water heater repair

Are you looking for ways to do water heater repairs? Then, read the article.

Problems with electric water heaters can manifest in a number of ways, such as cold water, leaks, discolored water, a foul odor, and excessive noise. Detailed instructions for diagnosing issues with your water heater are provided below.

The electricity must be turned off before you begin.

Prioritize security. Powering down an electric water heater is the first step in troubleshooting. To do this, turn off the circuit breaker or fuse that protects the heater.

Dilemmas with Water Temperature

Many different malfunctions in electric water heaters can result in cold showers. The signs may include a lack of hot water, insufficient hot water, or even water that is too hot to drink.

There are a few potential causes of no hot water, including a shortage of electricity, a malfunctioning electric thermostat, or a broken upper electric heating element.
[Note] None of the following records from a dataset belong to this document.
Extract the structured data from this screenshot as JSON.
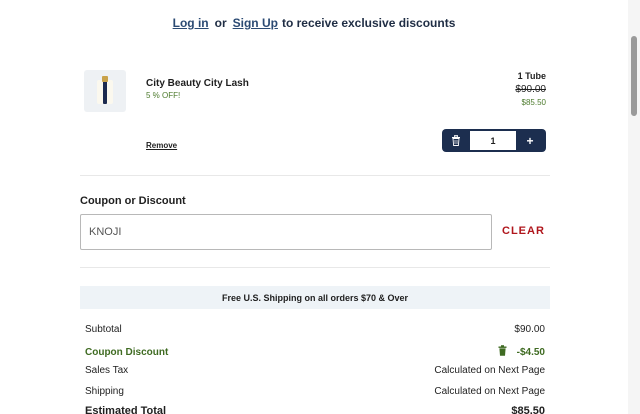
{
  "banner": {
    "login_label": "Log in",
    "or_label": "or",
    "signup_label": "Sign Up",
    "tail_text": "to receive exclusive discounts"
  },
  "cart": {
    "item": {
      "name": "City Beauty City Lash",
      "sale_text": "5 % OFF!",
      "variant": "1 Tube",
      "original_price": "$90.00",
      "sale_price": "$85.50",
      "remove_label": "Remove",
      "quantity": "1",
      "increment_symbol": "+"
    }
  },
  "coupon": {
    "title": "Coupon or Discount",
    "value": "KNOJI",
    "clear_label": "CLEAR"
  },
  "shipping_banner": "Free U.S. Shipping on all orders $70 & Over",
  "summary": {
    "subtotal_label": "Subtotal",
    "subtotal_value": "$90.00",
    "discount_label": "Coupon Discount",
    "discount_value": "-$4.50",
    "tax_label": "Sales Tax",
    "tax_value": "Calculated on Next Page",
    "shipping_label": "Shipping",
    "shipping_value": "Calculated on Next Page",
    "total_label": "Estimated Total",
    "total_value": "$85.50"
  },
  "colors": {
    "navy": "#1c2e4f",
    "sale_green": "#4c7a2c",
    "discount_green": "#3f6b22",
    "clear_red": "#b0161c",
    "banner_bg": "#eef3f7"
  },
  "icons": {
    "stepper_remove": "trash-icon",
    "discount_remove": "trash-icon"
  }
}
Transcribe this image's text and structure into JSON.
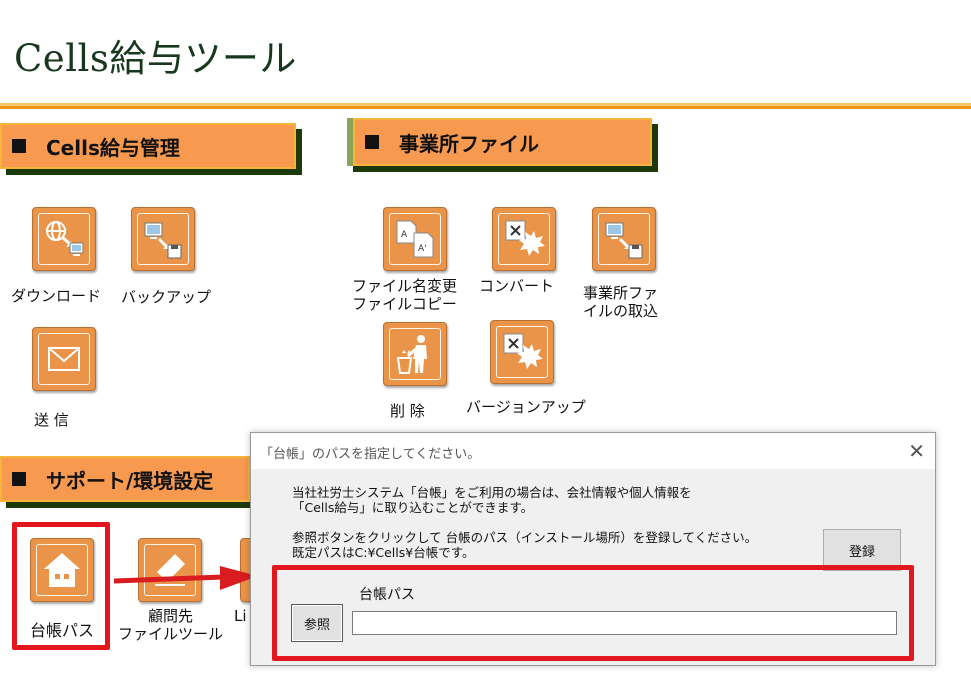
{
  "app": {
    "title": "Cells給与ツール"
  },
  "sections": {
    "salary": "Cells給与管理",
    "office": "事業所ファイル",
    "support": "サポート/環境設定"
  },
  "tools": {
    "download": "ダウンロード",
    "backup": "バックアップ",
    "send": "送 信",
    "rename_line1": "ファイル名変更",
    "rename_line2": "ファイルコピー",
    "convert": "コンバート",
    "import_line1": "事業所ファ",
    "import_line2": "イルの取込",
    "delete": "削 除",
    "version_up": "バージョンアップ",
    "ledger_path": "台帳パス",
    "advisor_line1": "顧問先",
    "advisor_line2": "ファイルツール",
    "partial_label": "Li"
  },
  "dialog": {
    "title": "「台帳」のパスを指定してください。",
    "close": "✕",
    "msg1_line1": "当社社労士システム「台帳」をご利用の場合は、会社情報や個人情報を",
    "msg1_line2": "「Cells給与」に取り込むことができます。",
    "msg2_line1": "参照ボタンをクリックして 台帳のパス（インストール場所）を登録してください。",
    "msg2_line2": "既定パスはC:¥Cells¥台帳です。",
    "register_label": "登録",
    "browse_label": "参照",
    "path_label": "台帳パス",
    "path_value": ""
  },
  "colors": {
    "accent_orange": "#f79a4f",
    "icon_orange": "#e99448",
    "title_green": "#17381d",
    "highlight_red": "#e4161d"
  }
}
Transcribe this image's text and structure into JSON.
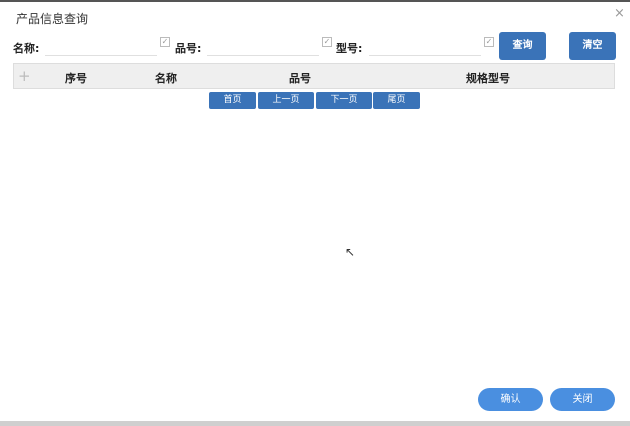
{
  "dialog": {
    "title": "产品信息查询",
    "close": "×"
  },
  "search": {
    "name_label": "名称:",
    "name_value": "",
    "code_label": "品号:",
    "code_value": "",
    "model_label": "型号:",
    "model_value": "",
    "query_button": "查询",
    "clear_button": "清空"
  },
  "table": {
    "add_icon": "+",
    "columns": [
      "序号",
      "名称",
      "品号",
      "规格型号"
    ]
  },
  "pagination": {
    "first": "首页",
    "prev": "上一页",
    "next": "下一页",
    "last": "尾页"
  },
  "footer": {
    "confirm": "确认",
    "close": "关闭"
  }
}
If you’re having issues getting power, that should be your first suspect.

First, check for blown fuses and reset any circuit breakers that may have tripped. The next thing to do is to make sure the electric water heating element thermostat is getting power. In case the component fails the test, replace it. Last but not least, if the thermostat has power but is still dysfunctional, you will need to either replace the thermostat or the electric water heating element.

There are a few potential causes of water that is not hot enough, including an insufficiently large water heater, reversed hot and cold water lines, or a broken heating element or thermostat. Make that the water heater is producing at least 75% of its maximum hot water output to rule out an undersized heater.

Second, if you switch off the water supply and then turn on a hot water faucet, and water continues to flow, you know you have a crossed connection and should hunt for a solution.

After that, you should clean any sediment from the lower and top heating elements, check for power and electrical continuity, and replace the element if needed. Finally, if the elements are functioning, check the top thermostat and then the lower thermostat.

Overheated water typically indicates an overly aggressive thermostat setting. Make sure the maximum and minimum temperatures are set at between 110 and 140 degrees Fahrenheit.


A broken T&P relief valve, high temperatures, overheating, a jammed valve, a leaky pipe connection overhead or nearby, a poor gasket, or a faulty heating element can all lead to water leaks. Checking the T&P valve is as simple as placing a bucket beneath the overhead pipe, opening the valve, and flushing it clean of dirt; if the leak persists, the valve must be repaired or replaced.

Next, turn down the dial on the thermostat to relieve some of the pressure or heat. After that, you need to look for any loosened pipe connections and tighten them with a wrench, but be careful not to overdo it. The next step is to double-check and tighten the heating element fasteners.

Taking the heating element out and replacing the gasket may help if it is still leaking. Finally, make sure there are no leaks in the tank. Corrosion and other problems, such worn o-rings, can cause storage tanks to leak. If you ever need to replace an o-ring, having a supply on hand from a company like Apple Rubber is a good idea.

Any sort of discoloration or off-gassing

Corrosion inside a glass-lined tank or a malfunctioning sacrificial anode rod are two potential causes of rust-colored water. Put in a magnesium anode rod in lieu of the old one if the anode rod is failing.

Hydrogen gas is released as a sacrificial anode rod deteriorates, giving off a rotten egg odor. As a first step toward fixing this, you should flush the water heater. Finally, for two hours, treat the tank and pipelines with a solution of two pints of 3 percent hydrogen peroxide to forty gallons of water. A zinc-alloy anode can be used to replace the faulty anode if the odor continues. Put in a plastic-lined heater if the odor persists.


Overheated water, brought on by sediment buildup, can make a deep, rumbling noise. One way to fix this is to flush the water heater.

Scale accumulation on electrical heating elements can produce a high-pitched, whining noise. To begin fixing this, you should drain the hot water heater. Remove the scale buildup from the water heater tank and heating elements. In conclusion, for optimal heat transfer, larger-surface-area heating elements with lower watt densities should be installed.

If you are having difficulty with your hot water system then you can call expert plumbers in Auburn.